Specifically, the court addressed the following parts of the FFCRA regulations:

  • The regulations contained a rule excluding benefits from employees whose employers did not have work available for them. The court vacated this exclusion.
  • The regulations defined a “health care provider” that could be excluded from FFCRA benefits. The court vacated this definition.
  • The regulations required that an employer consent to an employee’s request for intermittent leave. The court vacated this requirement.
  • The regulations required an employee to submit certain documentation ahead of being granted leave under the FFCRA. The court vacated this requirement.

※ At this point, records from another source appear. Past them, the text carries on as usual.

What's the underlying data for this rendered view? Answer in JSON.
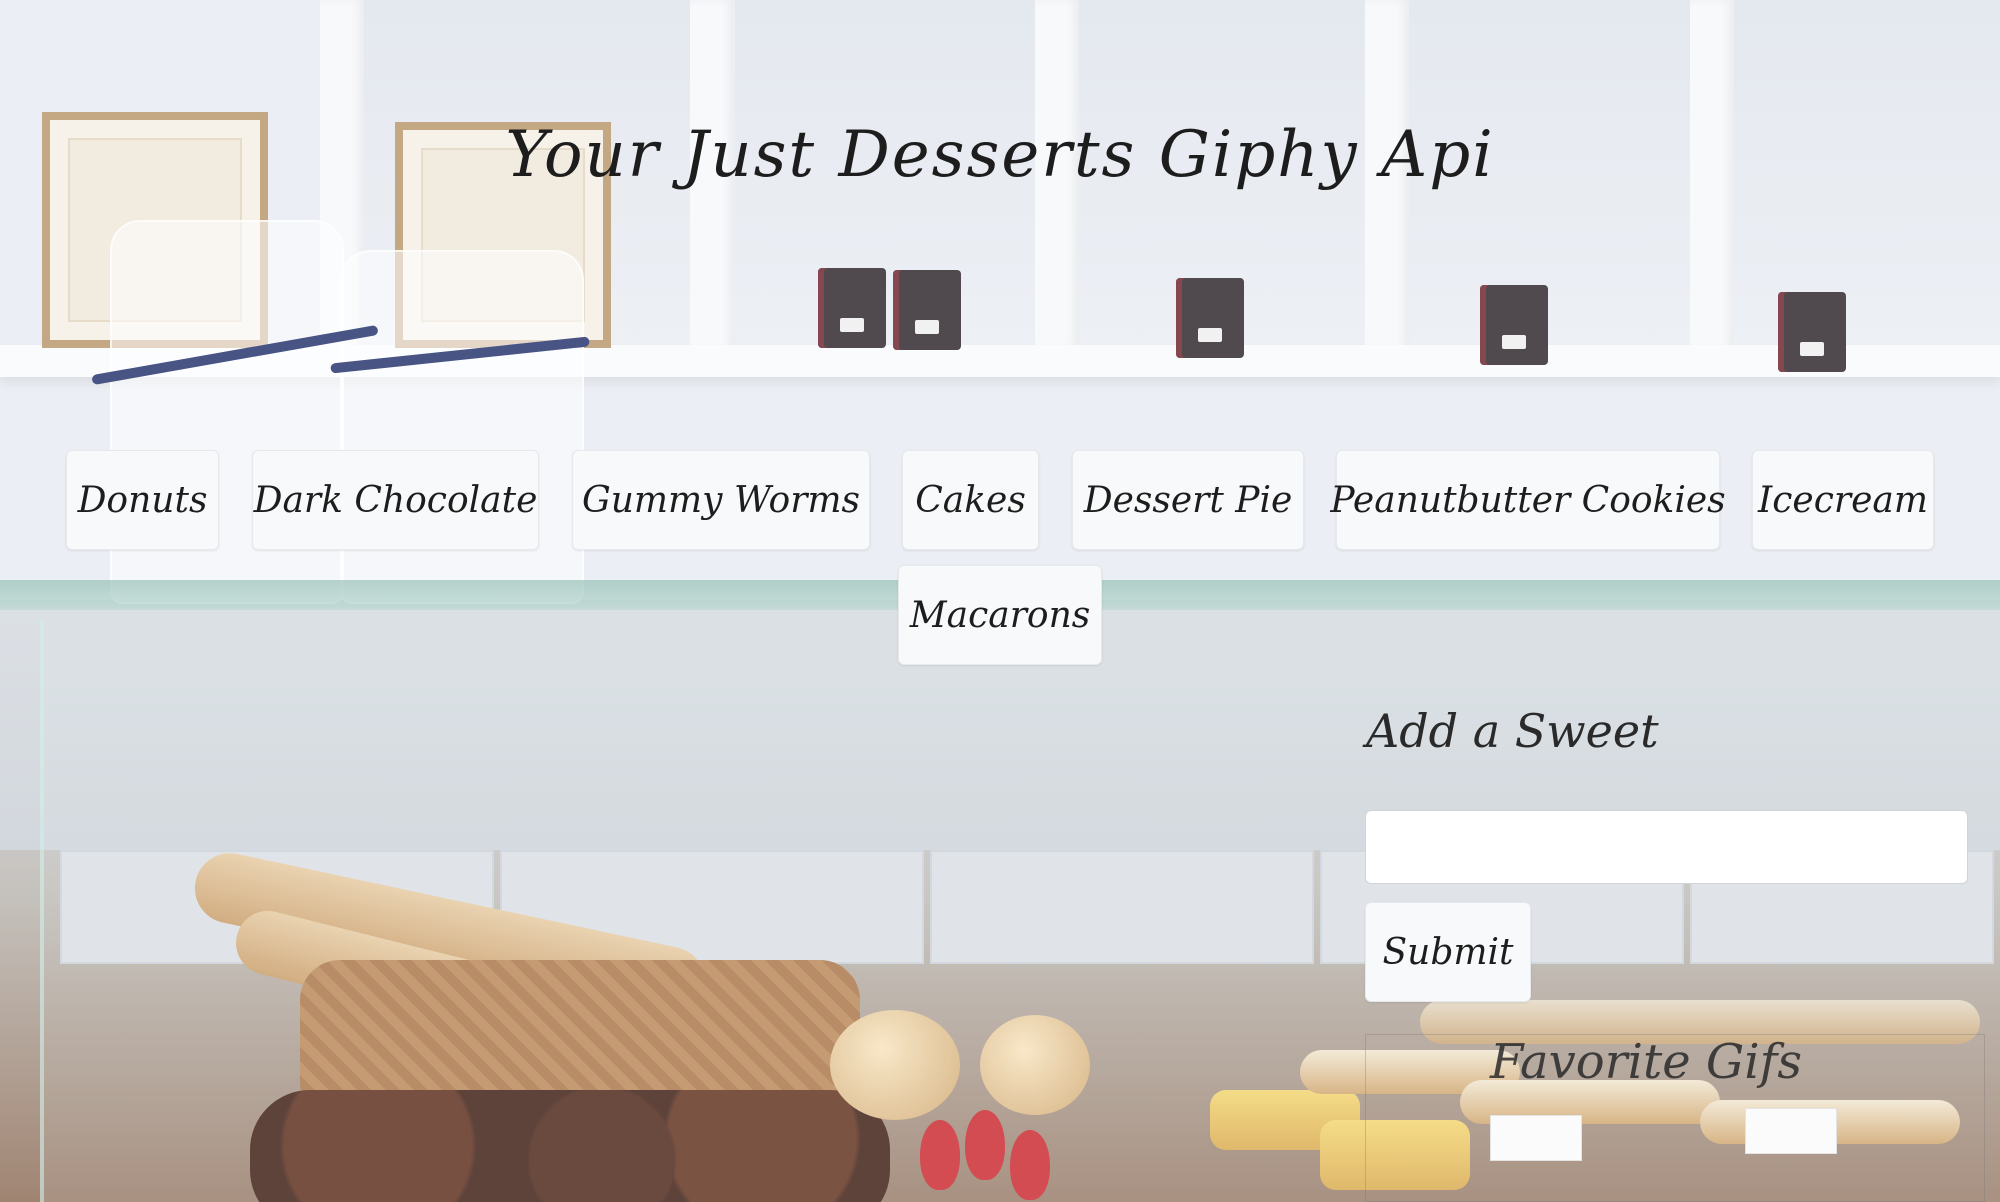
{
  "page": {
    "title": "Your Just Desserts Giphy Api"
  },
  "topics": [
    "Donuts",
    "Dark Chocolate",
    "Gummy Worms",
    "Cakes",
    "Dessert Pie",
    "Peanutbutter Cookies",
    "Icecream",
    "Macarons"
  ],
  "add_form": {
    "heading": "Add a Sweet",
    "input_value": "",
    "input_placeholder": "",
    "submit_label": "Submit"
  },
  "favorites": {
    "heading": "Favorite Gifs"
  },
  "colors": {
    "button_bg": "#f8f9fa",
    "text": "#1d1d1d",
    "ribbon": "#1f2f6a"
  }
}
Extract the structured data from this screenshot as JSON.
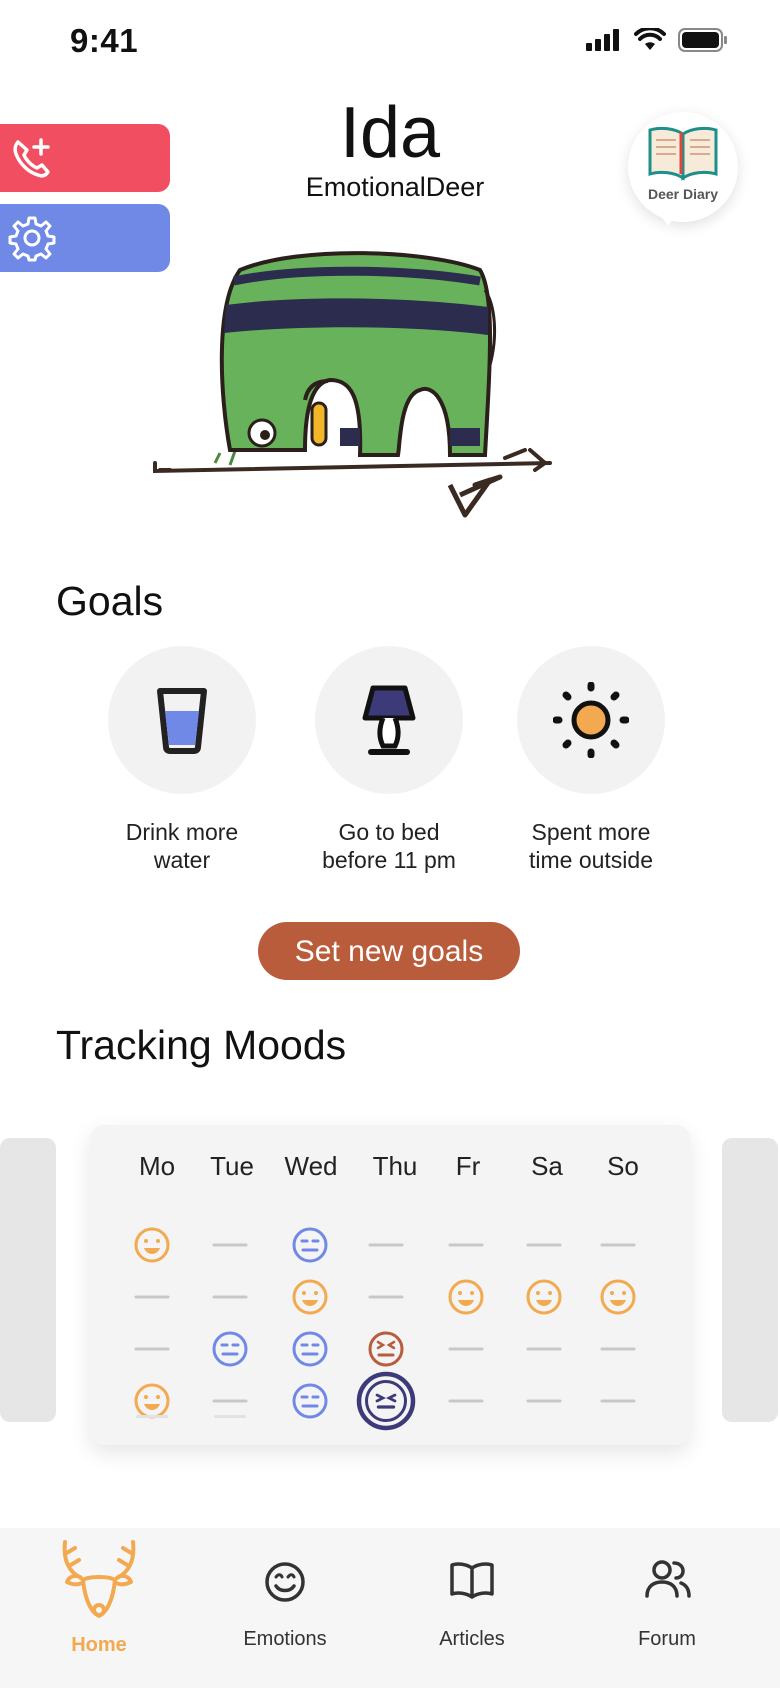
{
  "status_bar": {
    "time": "9:41"
  },
  "side_buttons": {
    "call": "phone-plus-icon",
    "settings": "gear-icon"
  },
  "profile": {
    "name": "Ida",
    "username": "EmotionalDeer"
  },
  "diary": {
    "label": "Deer Diary"
  },
  "goals": {
    "title": "Goals",
    "items": [
      {
        "icon": "water-glass-icon",
        "label": "Drink more\nwater"
      },
      {
        "icon": "lamp-icon",
        "label": "Go to bed\nbefore 11 pm"
      },
      {
        "icon": "sun-icon",
        "label": "Spent more\ntime outside"
      }
    ],
    "button_label": "Set new goals"
  },
  "moods": {
    "title": "Tracking Moods",
    "days": [
      "Mo",
      "Tue",
      "Wed",
      "Thu",
      "Fr",
      "Sa",
      "So"
    ],
    "colors": {
      "happy": "#f2a950",
      "neutral": "#7088e6",
      "angry": "#b85c3c",
      "selected": "#3d3a7a"
    },
    "grid": [
      [
        "happy",
        "none",
        "neutral",
        "none",
        "none",
        "none",
        "none"
      ],
      [
        "none",
        "none",
        "happy",
        "none",
        "happy",
        "happy",
        "happy"
      ],
      [
        "none",
        "neutral",
        "neutral",
        "angry",
        "none",
        "none",
        "none"
      ],
      [
        "happy",
        "none",
        "neutral",
        "selected",
        "none",
        "none",
        "none"
      ]
    ]
  },
  "nav": {
    "items": [
      {
        "label": "Home",
        "icon": "deer-icon",
        "active": true
      },
      {
        "label": "Emotions",
        "icon": "smiley-icon",
        "active": false
      },
      {
        "label": "Articles",
        "icon": "book-icon",
        "active": false
      },
      {
        "label": "Forum",
        "icon": "people-icon",
        "active": false
      }
    ],
    "active_color": "#f2a950"
  }
}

We are monitoring this matter closely and await revised regulations from the DOL.  In the interim, employers should revise FFCRA leave practices consistent with the above changes.  For example, an employer should accept requests for intermittent leave, and should not require an employee to submit a written request for leave in order for the employer to consider providing such leave.

If you have questions regarding this advisory, addressing FFCRA leave going forward, or labor and employment law generally, please contact us.

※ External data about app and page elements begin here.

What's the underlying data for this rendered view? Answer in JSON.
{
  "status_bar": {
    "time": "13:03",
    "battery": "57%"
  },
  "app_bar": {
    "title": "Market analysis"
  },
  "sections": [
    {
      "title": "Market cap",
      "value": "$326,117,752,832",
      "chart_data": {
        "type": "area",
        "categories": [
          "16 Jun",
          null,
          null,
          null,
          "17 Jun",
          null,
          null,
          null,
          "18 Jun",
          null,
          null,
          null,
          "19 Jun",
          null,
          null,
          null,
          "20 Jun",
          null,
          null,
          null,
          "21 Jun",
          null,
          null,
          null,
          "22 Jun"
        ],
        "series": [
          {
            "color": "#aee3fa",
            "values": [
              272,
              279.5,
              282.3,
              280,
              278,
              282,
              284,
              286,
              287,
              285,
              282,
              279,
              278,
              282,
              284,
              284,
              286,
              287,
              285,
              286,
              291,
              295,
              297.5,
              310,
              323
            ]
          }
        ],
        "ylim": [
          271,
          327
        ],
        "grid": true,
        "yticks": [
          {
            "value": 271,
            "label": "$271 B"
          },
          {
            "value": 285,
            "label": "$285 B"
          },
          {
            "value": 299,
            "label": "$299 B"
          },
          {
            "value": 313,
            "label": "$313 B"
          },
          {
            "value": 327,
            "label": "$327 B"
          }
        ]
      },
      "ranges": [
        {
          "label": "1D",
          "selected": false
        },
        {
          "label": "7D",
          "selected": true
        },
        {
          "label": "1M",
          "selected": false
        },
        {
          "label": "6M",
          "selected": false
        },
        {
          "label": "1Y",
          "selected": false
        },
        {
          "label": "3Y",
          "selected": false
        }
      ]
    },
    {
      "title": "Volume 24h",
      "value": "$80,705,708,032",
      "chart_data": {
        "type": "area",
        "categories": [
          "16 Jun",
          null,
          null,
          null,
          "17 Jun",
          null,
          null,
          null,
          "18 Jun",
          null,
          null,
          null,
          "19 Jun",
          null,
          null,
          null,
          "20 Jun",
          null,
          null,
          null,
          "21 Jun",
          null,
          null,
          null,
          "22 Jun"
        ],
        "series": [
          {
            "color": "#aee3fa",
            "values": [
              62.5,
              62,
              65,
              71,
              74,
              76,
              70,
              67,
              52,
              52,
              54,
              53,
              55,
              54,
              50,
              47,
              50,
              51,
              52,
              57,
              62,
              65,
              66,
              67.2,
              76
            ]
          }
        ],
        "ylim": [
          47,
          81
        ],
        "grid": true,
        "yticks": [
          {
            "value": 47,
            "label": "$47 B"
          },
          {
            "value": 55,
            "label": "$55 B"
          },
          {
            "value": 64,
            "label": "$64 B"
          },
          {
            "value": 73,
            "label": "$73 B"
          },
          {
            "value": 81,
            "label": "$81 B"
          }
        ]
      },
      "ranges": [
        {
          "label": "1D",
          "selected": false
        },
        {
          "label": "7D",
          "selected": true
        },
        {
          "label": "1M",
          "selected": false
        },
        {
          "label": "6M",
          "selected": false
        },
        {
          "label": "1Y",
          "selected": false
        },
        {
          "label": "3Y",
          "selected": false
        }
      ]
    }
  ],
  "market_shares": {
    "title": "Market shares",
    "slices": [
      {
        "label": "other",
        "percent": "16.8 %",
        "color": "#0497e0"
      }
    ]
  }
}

This update is provided for informational purposes only and should not be considered legal advice.

DESE Permits 2020-2021 School Year Delay and Student Learning Time Reduction

The Massachusetts Department of Elementary and Secondary Education (“DESE”) is permitting school districts to delay the start of the 2020-2021 school year by 10 days but not later than September 16, 2020, reducing the student school days to 170 days from the current 180 day requirement for the 2020-2021 school year.  Waivers may be available for school districts that are unable to meet the September 16th start date.

School Committees are not required to reduce the number of student days in the 2020-2021 school year nor are they required to wait to begin classes until September 16th.  School Committees should  consult their superintendents and leadership teams to assess the needs of educators for additional training to be able to effectively and fully implement the remote and hybrid plans being designed and be prepared to engage with their unions over the number of student days for the upcoming school year.

If you have questions regarding this update, bargaining obligations associated with the reopening of schools for the 2020-2021 school year,  or school law generally, please contact us.

This update is provided for informational purposes only and should not be considered legal advice.

Reminder – New Title IX Regulations Going Into Effect in August 2020

On August 14, 2020, the new Title IX regulations, enforced by the U.S. Department of Education (“DOE”), will go into effect. As discussed in our May 13, 2020 advisory on this topic, available here, the regulations have many new requirements for sexual harassment policies and procedures that need to be in effect by August 14, 2020.

There is currently litigation pending to stay the implementation of these new regulations; however, it is unlikely that such litigation will be resolved prior to the date the new regulations are due to take effect.  Additionally, several organizations and school districts have asked the DOE to delay the implementation of these new regulations.  However, as of today, these requests have not resulted in a change to the August 14th effective date.

Therefore, absent a delay in the implementation date for these new regulations, which at this time seems unlikely, school committees will need to update their sexual harassment policies and procedures to bring them into compliance with these new regulations by August 14th.  In addition, the new regulations require training on the revised policies and procedures for all administrators serving as Title IX coordinators, investigators, and decision makers  Our office is available to review and update policies as well as to provide the required training for administrators.

This update is provided for informational purposes only and does not include all of the changes in the new regulations.  This update should not be considered legal advice.

Fall School Reopening Guidance

On June 25, 2020, the Commissioner of the Department of Elementary and Secondary Education released Initial Fall School Reopening Guidance. Please find the guidance here. If you have any questions, please contact us.